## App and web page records
········

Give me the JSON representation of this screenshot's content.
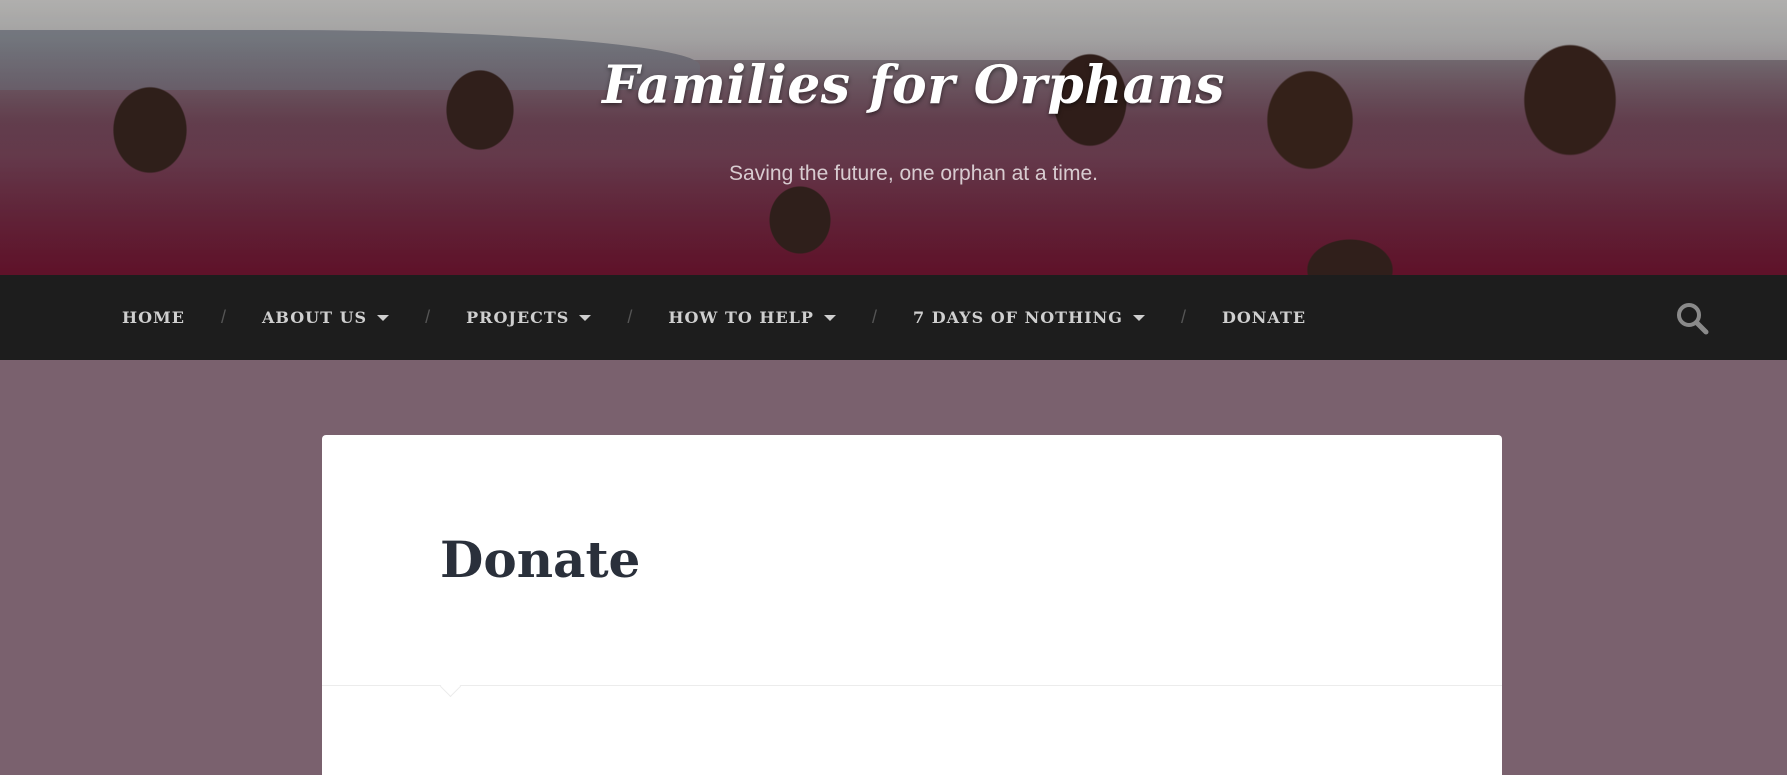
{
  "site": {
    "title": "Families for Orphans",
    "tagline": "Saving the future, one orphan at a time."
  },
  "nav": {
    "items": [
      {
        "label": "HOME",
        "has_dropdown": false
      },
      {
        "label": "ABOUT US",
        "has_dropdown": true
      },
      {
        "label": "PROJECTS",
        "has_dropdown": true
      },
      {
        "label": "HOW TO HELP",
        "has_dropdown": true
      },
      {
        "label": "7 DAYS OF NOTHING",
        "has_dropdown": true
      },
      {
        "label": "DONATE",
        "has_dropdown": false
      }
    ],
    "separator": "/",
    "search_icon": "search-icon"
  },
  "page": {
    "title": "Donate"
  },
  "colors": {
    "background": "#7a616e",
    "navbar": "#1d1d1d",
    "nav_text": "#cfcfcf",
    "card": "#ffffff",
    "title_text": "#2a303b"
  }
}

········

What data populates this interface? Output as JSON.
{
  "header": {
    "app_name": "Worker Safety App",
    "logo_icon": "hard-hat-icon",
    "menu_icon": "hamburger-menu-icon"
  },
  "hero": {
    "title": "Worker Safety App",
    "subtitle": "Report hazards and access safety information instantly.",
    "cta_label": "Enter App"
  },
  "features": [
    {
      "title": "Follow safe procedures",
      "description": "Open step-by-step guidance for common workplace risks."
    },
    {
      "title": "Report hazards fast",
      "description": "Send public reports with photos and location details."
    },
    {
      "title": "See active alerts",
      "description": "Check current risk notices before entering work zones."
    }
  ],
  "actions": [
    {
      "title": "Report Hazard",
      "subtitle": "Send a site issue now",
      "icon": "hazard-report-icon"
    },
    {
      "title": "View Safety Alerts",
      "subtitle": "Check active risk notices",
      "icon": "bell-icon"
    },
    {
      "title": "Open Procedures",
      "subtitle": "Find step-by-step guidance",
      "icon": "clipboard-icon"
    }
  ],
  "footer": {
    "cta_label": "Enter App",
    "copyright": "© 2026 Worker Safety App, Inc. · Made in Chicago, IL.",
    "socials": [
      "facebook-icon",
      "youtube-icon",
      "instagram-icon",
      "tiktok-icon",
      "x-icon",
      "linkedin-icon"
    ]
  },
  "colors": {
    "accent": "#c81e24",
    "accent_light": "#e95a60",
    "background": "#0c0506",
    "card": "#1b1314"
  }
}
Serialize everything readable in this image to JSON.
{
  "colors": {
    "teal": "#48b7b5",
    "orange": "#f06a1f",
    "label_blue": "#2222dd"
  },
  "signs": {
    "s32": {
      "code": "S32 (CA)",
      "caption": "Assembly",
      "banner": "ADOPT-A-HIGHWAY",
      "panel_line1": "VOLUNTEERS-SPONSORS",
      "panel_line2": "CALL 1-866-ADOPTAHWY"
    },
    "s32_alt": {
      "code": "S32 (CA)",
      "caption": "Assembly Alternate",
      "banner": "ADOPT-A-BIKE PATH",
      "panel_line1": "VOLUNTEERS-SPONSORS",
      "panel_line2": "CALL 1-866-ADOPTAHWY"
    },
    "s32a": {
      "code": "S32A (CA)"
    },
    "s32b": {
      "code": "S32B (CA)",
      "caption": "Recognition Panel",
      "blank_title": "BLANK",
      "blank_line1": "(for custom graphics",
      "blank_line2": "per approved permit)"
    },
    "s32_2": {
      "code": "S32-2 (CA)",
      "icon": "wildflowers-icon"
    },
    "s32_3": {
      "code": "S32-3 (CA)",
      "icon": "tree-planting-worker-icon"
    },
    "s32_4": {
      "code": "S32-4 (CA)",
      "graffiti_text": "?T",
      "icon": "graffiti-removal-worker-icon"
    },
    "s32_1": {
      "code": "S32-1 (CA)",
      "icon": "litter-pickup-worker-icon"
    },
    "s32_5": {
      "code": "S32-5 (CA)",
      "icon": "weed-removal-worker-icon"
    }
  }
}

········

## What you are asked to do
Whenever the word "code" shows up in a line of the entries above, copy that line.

## Finished task
      "code": "S32 (CA)",
      "code": "S32 (CA)",
      "code": "S32A (CA)"
      "code": "S32B (CA)",
      "code": "S32-2 (CA)",
      "code": "S32-3 (CA)",
      "code": "S32-4 (CA)",
      "code": "S32-1 (CA)",
      "code": "S32-5 (CA)",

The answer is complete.